It wasn't big news on this side of the pond, but back in February, former British prime Minister Tony Blair was called to testify at an enquiry being held - in England - on the Iraq theatre of this Global War on Terror. Via The Thunder Run, I came across a wonderful assessment of Mr Blair's testimony. Christopher S Carson writes in the New English Review:
The Worst of Intentions
by Christopher S. Carson (March 2010)“Dr. Spertzel, it is not a lie when you are ordered to lie.”
–Dr. “Germ” Rihab Taha, former head of Saddam’s bioweapons program, in response to UNSCOM inspectors when asked why she continued to lie in the face of proof, 1995

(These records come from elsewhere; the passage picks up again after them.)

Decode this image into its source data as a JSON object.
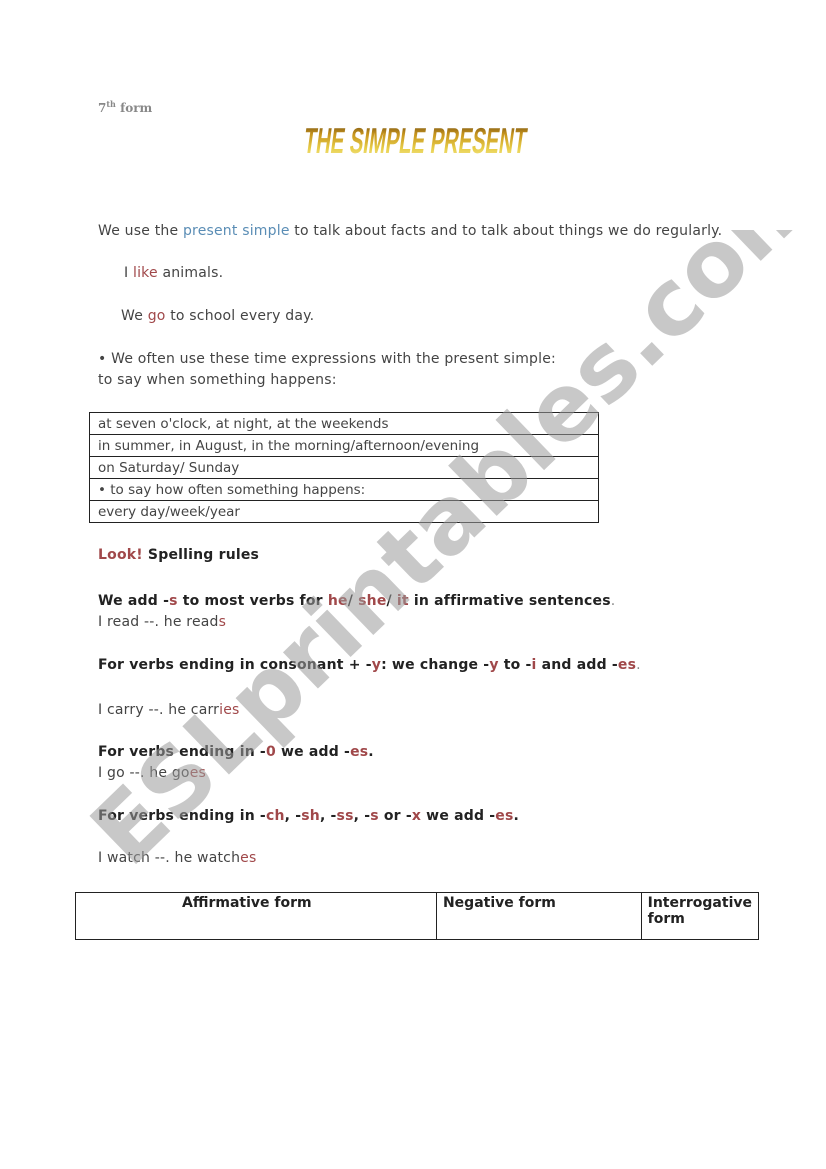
{
  "header": {
    "form_number": "7",
    "form_sup": "th",
    "form_word": "form",
    "title": "THE SIMPLE PRESENT"
  },
  "intro": {
    "part1": "We use the ",
    "highlight": "present simple",
    "part2": " to talk about facts and to talk about things we do regularly."
  },
  "examples": [
    {
      "pre": "I ",
      "verb": "like",
      "post": " animals."
    },
    {
      "pre": "We ",
      "verb": "go",
      "post": " to school every day."
    }
  ],
  "time_expressions": {
    "line1": "• We often use these time expressions with the present simple:",
    "line2": "to say when something happens:",
    "rows": [
      "at seven o'clock, at night, at the weekends",
      "in summer, in August, in the morning/afternoon/evening",
      "on Saturday/ Sunday",
      "• to say how often something happens:",
      "every day/week/year"
    ]
  },
  "spelling": {
    "look": "Look!",
    "heading": " Spelling rules",
    "rule1": {
      "a": "We add -",
      "s": "s",
      "b": " to most verbs for ",
      "he": "he",
      "sl1": "/ ",
      "she": "she",
      "sl2": "/ ",
      "it": "it",
      "c": " in affirmative sentences",
      "d": "."
    },
    "ex1": {
      "a": "I read --. he read",
      "b": "s"
    },
    "rule2": {
      "a": "For verbs ending in consonant + -",
      "y1": "y",
      "b": ": we change -",
      "y2": "y",
      "c": " to -",
      "i": "i",
      "d": " and add -",
      "es": "es",
      "e": "."
    },
    "ex2": {
      "a": "I carry --. he carr",
      "b": "ies"
    },
    "rule3": {
      "a": "For verbs ending in -",
      "o": "0",
      "b": " we add -",
      "es": "es",
      "c": "."
    },
    "ex3": {
      "a": "I go --. he go",
      "b": "es"
    },
    "rule4": {
      "a": "For verbs ending in -",
      "ch": "ch",
      "b": ", -",
      "sh": "sh",
      "c": ", -",
      "ss": "ss",
      "d": ", -",
      "s": "s",
      "e": " or -",
      "x": "x",
      "f": " we add -",
      "es": "es",
      "g": "."
    },
    "ex4": {
      "a": "I watch --. he watch",
      "b": "es"
    }
  },
  "forms_table": {
    "headers": [
      "Affirmative form",
      "Negative form",
      "Interrogative form"
    ]
  },
  "watermark": "ESLprintables.com"
}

Although it hardly made the American news, the Rt. Hon. Anthony Blair, Prime Minister of the United Kingdom from 1997 to 2007, was called to the hot seat in London in February, testifying before Britain’s Chilcot “Iraq Inquiry” in what was ubiquitously referred to as his “Day of Judgment.” It seemed the political and media classes in Great Britain expected him to beat his breast in biblical lamentation for his vile sin of deposing Saddam Hussein’s monstrous regime in 2003. Perhaps the media and political classes at least hoped to see him sweat, or even see him beg for forgiveness, the way Richard Clarke did when he testified histrionically before the 9-11 Commission just as his Bush-bashing book hit the stores.A ferocious crowd of some 400 protesters, outside the front entrance of the Queen Elizabeth Centre, bayed for his blood like animals—yelling that he was a murderer and a liar. Blair’s car slipped in the back entrance, in what the media all referred to as a “sneaky” maneuver. (Evidently Fleet Street thought it more honorable for him to be pelted with the fake blood and then lynched for real at the front doorway.)The prospect of actually destroying Mr. Blair’s life as he knows it is not as far-fetched as it might sound. Earlier, the Inquiry heard from two senior Foreign Office lawyers, Sir Michael Wood and Elizabeth Wilmshurst. They told the Iraq inquiry the invasion was against international law and amounted to a “crime of aggression”. For his part, “Human rights lawyer” Sir Geoffrey Bindman yesterday said there was a case for taking action against Mr Blair for waging an unlawful war. He said: “I would not be surprised if a prosecution were attempted in the UK. The difficulty would be to establish his personal responsibility for specific crimes against UK law.” Sir Geoffrey added that there would be serious difficulties in making the case but these were not “insurmountable.”
But Mr. Blair disappointed them all. "The decision I took - and frankly would take again - was if there was any possibility that he could develop weapons of mass destruction (WMD) we should stop him," he said. "That was my view then and that is my view now." [ emphasis mine]
Go read more here.